Many of the shining black cars passing by are probably headed to the same place. He messes with the collar of his suit, the black tie constricting his neck. Isshiki better be happy. I even combed my hair for this.
… I hope… I hope she's there. I hope Yukinoshita Yukino's at this party too. She needs our protection.
He doesn't really, of course. He doesn't want to see her dressed up in some gorgeously expensive outfit, spitting put downs to potential suitors, because it would only highlight to him what the world stands to lose if the killer gets what they want.
He selfishly hopes there are further mysteries to solve before he sees her again. Let her live without knowing a monster's hunting her, just for another day. My heart needs protection too.
The personal investigator reminds himself what a terrible person he is, and waits for Isshiki Iroha to arrive.
The sound of a car pulling up comes from behind.

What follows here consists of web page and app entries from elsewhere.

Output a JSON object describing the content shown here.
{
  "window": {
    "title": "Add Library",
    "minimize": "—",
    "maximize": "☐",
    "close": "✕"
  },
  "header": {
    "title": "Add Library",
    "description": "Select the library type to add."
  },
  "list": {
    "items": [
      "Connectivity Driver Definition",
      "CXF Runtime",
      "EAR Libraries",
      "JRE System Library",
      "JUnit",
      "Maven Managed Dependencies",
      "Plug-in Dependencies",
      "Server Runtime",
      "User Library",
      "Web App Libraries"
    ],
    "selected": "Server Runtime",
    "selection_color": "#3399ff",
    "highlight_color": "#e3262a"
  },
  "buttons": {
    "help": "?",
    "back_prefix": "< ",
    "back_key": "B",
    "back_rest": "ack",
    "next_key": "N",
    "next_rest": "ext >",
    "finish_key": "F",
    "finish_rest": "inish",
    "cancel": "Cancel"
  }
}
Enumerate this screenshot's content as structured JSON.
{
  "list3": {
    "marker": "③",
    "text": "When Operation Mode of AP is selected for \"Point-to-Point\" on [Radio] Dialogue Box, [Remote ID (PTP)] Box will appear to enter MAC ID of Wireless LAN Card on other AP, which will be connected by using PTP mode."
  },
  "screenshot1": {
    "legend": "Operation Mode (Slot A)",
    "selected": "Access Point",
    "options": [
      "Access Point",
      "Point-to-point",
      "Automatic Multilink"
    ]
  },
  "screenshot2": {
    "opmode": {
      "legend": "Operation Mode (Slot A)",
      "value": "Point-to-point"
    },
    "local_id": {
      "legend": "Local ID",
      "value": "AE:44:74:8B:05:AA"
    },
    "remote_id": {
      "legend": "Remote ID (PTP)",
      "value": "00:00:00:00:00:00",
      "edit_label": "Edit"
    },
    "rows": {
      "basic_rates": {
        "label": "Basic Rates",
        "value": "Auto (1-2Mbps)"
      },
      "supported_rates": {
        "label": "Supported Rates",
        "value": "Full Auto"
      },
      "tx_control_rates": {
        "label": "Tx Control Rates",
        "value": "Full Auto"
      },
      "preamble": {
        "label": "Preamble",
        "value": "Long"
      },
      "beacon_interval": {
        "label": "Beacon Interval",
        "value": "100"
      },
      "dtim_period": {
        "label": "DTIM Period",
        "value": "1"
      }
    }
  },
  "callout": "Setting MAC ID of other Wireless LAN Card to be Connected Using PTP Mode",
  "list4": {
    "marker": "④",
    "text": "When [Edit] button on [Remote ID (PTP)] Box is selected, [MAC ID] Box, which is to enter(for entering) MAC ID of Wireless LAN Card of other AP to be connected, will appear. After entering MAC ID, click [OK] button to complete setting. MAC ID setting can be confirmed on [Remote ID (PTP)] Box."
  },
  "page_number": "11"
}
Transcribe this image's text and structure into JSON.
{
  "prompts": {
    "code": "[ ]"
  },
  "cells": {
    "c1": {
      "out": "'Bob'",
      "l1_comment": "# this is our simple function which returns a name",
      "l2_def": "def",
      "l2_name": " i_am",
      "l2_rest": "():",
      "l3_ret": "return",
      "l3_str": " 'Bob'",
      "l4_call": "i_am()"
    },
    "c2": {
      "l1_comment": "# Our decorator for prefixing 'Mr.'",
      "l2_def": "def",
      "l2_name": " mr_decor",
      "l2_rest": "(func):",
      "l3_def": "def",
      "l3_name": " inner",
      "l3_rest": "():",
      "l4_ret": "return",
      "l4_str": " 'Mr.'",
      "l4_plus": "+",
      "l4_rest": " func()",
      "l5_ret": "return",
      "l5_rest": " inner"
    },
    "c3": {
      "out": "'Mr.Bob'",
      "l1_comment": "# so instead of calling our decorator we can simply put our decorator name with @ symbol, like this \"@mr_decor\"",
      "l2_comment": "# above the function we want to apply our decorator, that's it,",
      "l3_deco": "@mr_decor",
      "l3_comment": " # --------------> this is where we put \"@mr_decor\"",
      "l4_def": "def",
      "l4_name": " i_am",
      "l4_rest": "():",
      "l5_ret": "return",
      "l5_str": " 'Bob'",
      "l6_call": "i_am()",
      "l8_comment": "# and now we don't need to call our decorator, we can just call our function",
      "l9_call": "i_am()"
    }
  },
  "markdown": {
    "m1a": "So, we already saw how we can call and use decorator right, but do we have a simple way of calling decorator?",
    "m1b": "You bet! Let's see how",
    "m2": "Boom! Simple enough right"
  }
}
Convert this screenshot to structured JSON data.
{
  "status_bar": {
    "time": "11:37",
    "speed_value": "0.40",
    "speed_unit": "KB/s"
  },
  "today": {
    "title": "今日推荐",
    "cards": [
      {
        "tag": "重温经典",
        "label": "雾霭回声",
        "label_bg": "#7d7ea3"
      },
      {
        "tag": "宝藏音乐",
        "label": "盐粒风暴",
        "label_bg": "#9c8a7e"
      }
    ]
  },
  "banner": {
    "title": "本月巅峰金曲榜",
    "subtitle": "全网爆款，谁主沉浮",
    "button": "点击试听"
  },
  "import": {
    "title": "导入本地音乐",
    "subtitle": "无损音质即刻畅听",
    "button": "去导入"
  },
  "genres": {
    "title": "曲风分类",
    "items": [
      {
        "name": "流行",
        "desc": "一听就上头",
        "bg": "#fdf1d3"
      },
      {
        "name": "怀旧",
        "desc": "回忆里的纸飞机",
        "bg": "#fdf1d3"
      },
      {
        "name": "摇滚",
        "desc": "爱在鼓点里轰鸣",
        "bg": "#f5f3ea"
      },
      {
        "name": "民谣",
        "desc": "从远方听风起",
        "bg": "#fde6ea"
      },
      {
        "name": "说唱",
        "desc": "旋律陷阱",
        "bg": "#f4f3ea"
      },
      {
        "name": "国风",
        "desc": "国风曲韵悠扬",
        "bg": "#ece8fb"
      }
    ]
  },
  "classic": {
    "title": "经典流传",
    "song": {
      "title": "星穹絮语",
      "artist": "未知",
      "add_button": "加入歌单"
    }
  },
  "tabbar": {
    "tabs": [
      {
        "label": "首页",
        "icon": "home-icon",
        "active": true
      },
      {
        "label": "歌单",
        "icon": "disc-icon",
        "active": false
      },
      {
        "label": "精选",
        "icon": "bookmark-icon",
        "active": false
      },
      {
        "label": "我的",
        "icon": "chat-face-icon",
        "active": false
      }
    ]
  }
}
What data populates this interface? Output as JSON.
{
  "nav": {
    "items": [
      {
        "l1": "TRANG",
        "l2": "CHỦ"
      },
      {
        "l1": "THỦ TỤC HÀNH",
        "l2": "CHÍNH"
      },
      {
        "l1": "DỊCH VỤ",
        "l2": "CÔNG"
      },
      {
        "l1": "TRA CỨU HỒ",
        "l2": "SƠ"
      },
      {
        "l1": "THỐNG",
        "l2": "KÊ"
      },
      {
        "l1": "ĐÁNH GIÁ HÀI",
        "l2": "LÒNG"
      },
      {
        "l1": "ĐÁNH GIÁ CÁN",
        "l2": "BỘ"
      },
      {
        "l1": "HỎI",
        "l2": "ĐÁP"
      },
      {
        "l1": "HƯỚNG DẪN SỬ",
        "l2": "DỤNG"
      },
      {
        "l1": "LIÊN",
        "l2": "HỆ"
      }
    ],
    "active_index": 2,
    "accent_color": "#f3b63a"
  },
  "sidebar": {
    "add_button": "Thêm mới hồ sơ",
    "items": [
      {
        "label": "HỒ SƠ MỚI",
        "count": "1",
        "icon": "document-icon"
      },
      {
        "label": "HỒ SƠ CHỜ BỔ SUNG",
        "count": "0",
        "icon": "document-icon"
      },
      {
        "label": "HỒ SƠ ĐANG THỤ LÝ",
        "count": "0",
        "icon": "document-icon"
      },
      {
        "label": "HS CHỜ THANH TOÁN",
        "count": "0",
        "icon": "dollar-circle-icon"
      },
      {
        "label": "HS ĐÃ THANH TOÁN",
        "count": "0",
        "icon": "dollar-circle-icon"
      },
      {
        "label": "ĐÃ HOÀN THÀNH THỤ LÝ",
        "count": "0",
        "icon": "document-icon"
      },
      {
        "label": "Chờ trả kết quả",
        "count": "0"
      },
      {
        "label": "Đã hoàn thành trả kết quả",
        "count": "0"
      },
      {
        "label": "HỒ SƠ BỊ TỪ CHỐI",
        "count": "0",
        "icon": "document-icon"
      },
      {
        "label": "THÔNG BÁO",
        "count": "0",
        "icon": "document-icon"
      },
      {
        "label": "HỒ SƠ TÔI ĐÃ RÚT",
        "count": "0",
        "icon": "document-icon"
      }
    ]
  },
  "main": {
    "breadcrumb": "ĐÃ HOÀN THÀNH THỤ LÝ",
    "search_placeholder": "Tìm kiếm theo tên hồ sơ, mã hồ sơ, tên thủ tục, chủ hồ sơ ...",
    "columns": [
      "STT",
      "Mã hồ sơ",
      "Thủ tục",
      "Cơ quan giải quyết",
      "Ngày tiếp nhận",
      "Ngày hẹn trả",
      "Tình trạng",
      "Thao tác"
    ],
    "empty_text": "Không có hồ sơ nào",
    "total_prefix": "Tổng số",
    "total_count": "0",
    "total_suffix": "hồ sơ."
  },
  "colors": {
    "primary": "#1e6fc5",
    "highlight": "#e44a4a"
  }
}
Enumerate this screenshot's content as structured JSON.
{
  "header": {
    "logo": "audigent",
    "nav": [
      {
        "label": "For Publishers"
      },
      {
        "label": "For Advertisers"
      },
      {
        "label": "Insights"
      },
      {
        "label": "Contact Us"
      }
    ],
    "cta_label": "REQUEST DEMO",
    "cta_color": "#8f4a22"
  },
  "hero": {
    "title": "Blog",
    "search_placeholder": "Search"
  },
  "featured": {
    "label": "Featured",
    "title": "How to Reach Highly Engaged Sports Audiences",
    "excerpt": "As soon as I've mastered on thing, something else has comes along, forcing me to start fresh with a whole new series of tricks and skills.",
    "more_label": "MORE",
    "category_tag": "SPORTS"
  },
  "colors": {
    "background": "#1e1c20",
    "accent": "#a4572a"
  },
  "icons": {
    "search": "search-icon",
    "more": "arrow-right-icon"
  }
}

He thinks it must be her. Turning around, he sees a long black limousine that reflects the crescent moon overhead as if it were part of its metallic casing. The engine is electric and unnaturally quiet. A chauffeur nods at him from the front seat.
Damn, Hachiman thinks, approaching the car door. Isshiki's date really is big in the company.
He raps his knuckle on the window. "Hello? Midori-chan? It's-"
The window slides down, revealing a face so handsome it leaves him speechless, but for all the wrong reasons. His chest tightens as the rich blonde hair, the jawline and the china blue eyes assemble into a recognisable image. That of a person he used to hate.
"Come now, Hikigaya-kun." Hayama Hayato's smile is faker than a plastic silicon implant. "Is that anyway to greet an old friend?"
Chapter 3- Friends and Monsters
A Doll's Eyes